Plant Stress and Germplasm Development Research
2013 Annual Report
1a.Objectives (from AD-416):
Study the effects of combined approaches of deficit irrigation scheduling and conservation tillage systems on cotton production in Australia and the U.S. The proposed research is a multi-disciplinary project involving the integration of breeding, whole-plant physiology, soil science, agronomy, and economics to test the utility of an integrated, producer-friendly irrigation scheduling tool in water-limited production environments. Additionally, this research will enhance our knowledge of whole-plant and system (soil and crop) responses to timed irrigation deficits, physiological impacts of these deficits on plant performance, and the resulting impact on yield and quality.
1b.Approach (from AD-416):
1. Field studies comparing irrigation scheduling treatments utilizing a number of different temperature thresholds embedded in the BIOTIC system. The results from these experiments will help to refine the most appropriate threshold for deficit irrigation systems with limited water in different growing environments.
2. Conduct field trials using BIOTIC scheduling approach in isolation and in combination with other crop measures used for irrigation scheduling (e.g., soil moisture, crop factors), and analyze metabolic and physiological response to these irrigation regimes.
3. Deliver to industry a comprehensive assessment of and guidelines for the use of the BIOTIC for irrigation scheduling in water-limited environments to improve yield, quality, and water use and the impacts on conservation tillage and cover cropping systems on cotton production in water-limited environments.
The U.S. trial for 2013 failed as a result of two extreme weather events that included hail and high winds. The first 4 planting dates were destroyed. Subsequent plantings failed due to equipment failure at sowing.
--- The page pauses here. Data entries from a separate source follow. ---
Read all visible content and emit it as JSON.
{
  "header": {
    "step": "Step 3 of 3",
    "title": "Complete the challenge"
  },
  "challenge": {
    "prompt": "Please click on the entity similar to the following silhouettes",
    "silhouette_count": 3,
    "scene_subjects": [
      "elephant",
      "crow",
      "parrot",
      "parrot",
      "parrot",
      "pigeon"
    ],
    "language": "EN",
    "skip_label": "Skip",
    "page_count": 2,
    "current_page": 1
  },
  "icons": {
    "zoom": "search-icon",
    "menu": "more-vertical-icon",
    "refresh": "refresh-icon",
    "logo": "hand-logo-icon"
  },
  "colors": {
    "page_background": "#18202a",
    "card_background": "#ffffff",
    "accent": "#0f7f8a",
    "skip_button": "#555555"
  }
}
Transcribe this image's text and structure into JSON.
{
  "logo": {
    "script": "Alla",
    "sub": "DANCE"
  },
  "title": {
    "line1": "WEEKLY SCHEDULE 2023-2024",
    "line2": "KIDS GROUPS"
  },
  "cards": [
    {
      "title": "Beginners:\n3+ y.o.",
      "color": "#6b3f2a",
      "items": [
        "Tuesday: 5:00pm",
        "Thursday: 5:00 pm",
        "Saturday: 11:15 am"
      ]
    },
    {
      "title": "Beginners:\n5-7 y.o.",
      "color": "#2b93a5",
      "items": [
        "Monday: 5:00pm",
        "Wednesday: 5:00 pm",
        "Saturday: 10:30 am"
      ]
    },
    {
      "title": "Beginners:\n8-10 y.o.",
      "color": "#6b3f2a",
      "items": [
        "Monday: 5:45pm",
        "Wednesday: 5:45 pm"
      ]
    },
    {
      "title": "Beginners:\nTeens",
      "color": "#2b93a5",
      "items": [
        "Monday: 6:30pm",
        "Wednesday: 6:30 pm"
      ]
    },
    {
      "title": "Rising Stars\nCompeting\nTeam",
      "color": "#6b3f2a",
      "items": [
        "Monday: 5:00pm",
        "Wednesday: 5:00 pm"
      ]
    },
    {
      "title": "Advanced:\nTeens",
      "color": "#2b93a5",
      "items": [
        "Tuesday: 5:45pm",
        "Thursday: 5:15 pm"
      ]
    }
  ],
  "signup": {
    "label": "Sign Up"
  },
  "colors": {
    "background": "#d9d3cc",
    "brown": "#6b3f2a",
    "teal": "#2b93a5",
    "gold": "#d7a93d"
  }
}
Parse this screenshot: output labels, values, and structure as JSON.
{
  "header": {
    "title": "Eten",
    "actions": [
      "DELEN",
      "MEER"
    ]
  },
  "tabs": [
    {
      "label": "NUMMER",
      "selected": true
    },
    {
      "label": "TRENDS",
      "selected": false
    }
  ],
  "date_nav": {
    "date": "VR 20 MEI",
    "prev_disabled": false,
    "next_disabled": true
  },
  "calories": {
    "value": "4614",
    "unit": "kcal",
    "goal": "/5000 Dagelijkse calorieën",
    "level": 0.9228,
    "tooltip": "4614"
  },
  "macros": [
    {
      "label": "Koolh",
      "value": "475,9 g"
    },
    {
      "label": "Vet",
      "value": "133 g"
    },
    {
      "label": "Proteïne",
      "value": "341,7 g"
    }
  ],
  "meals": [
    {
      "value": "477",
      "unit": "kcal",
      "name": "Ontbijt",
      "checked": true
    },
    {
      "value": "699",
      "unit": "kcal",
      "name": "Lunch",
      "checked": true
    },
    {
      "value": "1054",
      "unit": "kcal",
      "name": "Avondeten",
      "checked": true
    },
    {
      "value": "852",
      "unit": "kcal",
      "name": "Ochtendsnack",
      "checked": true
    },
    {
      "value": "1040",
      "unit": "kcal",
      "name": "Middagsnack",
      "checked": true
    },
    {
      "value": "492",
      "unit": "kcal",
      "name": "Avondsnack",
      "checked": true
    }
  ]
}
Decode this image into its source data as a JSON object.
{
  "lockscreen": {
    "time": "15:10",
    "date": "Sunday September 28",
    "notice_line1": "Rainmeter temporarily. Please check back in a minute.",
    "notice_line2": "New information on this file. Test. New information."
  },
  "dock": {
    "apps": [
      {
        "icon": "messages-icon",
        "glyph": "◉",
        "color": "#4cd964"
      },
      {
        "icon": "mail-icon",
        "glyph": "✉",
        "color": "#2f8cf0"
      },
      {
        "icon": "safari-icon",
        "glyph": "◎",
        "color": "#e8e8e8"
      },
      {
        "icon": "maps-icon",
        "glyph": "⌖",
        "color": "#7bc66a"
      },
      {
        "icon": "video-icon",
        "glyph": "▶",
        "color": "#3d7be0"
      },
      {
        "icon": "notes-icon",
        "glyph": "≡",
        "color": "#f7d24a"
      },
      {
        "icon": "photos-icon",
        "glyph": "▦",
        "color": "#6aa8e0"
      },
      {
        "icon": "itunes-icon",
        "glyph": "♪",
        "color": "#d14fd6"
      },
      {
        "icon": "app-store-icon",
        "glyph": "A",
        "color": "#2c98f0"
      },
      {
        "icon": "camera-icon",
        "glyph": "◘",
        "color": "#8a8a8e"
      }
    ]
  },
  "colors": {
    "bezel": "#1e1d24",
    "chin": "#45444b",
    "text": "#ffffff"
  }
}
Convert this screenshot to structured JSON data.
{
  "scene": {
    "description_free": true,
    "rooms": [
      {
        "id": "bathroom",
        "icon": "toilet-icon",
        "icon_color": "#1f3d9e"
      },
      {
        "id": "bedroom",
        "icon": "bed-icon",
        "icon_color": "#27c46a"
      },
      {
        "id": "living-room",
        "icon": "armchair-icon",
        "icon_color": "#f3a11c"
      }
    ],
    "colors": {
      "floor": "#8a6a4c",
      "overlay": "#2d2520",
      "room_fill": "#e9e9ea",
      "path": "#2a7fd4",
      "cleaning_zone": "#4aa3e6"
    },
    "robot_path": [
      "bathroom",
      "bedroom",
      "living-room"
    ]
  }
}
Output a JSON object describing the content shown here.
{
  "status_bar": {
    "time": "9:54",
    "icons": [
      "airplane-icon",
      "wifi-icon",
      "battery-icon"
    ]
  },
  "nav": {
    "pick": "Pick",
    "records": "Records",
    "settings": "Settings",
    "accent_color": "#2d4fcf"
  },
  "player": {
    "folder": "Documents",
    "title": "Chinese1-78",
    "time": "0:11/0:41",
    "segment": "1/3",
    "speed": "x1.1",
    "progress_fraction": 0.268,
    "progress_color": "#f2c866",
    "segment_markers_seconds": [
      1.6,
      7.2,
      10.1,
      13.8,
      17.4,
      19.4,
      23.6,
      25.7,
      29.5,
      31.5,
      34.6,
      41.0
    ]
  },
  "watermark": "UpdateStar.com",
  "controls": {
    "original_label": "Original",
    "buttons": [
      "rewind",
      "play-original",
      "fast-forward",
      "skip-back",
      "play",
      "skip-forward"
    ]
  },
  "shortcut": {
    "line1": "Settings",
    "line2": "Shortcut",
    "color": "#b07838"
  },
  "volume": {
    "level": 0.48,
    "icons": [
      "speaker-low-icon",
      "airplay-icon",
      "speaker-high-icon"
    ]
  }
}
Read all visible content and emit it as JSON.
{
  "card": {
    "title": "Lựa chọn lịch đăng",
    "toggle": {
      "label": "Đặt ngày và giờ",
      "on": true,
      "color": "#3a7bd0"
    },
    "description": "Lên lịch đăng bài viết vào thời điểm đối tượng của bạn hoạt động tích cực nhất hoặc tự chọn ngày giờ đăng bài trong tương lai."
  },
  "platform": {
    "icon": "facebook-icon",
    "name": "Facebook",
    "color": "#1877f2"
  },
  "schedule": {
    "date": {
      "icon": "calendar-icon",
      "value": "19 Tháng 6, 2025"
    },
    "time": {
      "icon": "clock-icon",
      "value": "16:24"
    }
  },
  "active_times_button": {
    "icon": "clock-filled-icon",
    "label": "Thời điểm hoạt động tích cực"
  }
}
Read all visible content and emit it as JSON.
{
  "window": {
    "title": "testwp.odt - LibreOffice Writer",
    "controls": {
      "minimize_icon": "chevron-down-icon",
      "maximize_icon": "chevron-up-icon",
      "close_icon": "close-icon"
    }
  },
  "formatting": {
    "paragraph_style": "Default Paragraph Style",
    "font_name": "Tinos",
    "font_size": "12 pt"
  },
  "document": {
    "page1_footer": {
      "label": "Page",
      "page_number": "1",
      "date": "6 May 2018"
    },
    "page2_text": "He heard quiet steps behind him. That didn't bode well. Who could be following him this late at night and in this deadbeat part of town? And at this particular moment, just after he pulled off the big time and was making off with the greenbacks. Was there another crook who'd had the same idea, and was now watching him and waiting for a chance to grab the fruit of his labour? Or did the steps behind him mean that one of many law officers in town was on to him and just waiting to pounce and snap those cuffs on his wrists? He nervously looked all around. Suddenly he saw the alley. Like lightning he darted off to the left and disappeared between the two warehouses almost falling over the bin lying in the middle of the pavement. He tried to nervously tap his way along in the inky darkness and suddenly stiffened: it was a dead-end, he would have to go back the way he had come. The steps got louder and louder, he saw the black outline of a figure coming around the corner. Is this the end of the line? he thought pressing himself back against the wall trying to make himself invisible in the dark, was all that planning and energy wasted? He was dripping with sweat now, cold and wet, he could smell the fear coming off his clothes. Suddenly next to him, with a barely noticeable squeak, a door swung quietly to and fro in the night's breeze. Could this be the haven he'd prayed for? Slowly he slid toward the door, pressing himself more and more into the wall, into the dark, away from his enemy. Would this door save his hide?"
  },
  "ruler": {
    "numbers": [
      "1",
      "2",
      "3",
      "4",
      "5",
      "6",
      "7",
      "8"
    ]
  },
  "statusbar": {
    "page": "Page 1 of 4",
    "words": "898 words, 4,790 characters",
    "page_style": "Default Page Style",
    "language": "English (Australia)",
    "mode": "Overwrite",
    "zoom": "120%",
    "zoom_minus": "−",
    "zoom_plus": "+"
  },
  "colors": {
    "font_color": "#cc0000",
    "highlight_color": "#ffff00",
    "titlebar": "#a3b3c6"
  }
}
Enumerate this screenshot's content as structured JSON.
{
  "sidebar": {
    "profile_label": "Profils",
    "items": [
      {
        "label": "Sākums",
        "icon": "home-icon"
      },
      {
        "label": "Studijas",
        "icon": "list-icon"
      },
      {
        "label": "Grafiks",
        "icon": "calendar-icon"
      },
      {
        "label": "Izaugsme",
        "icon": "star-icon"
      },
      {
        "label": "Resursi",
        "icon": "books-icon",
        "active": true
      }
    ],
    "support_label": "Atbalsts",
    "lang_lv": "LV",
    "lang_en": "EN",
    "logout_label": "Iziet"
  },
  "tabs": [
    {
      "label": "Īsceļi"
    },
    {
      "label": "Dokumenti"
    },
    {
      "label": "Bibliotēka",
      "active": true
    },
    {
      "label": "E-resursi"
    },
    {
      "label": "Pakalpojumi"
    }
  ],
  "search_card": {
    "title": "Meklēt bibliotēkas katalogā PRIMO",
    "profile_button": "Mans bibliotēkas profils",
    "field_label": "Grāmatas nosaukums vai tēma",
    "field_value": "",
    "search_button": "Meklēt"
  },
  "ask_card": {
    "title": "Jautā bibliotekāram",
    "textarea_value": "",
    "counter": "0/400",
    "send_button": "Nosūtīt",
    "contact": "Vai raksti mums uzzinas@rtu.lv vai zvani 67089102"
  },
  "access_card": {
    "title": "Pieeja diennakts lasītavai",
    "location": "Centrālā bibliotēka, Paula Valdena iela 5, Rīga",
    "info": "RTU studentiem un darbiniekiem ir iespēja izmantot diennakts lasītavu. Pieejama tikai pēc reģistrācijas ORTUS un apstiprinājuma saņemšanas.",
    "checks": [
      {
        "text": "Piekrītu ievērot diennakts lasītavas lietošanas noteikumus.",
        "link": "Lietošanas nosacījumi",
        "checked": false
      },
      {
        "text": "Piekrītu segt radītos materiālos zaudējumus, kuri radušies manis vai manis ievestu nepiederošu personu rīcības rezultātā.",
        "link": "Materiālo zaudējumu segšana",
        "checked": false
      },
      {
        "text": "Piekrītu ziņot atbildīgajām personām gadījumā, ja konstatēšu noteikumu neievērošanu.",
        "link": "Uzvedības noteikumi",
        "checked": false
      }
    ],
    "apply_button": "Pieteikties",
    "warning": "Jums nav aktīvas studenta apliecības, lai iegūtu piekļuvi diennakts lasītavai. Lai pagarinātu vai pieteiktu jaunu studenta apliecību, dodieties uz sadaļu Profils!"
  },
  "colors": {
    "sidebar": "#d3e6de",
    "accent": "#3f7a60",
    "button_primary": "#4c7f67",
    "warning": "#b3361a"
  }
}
Findings generated from this research in both the US and Australian field sites will be presented in September 2013. A manuscript for the metabolic profiling experiments from 2011 and 2012 is currently being written for submission in November 2013.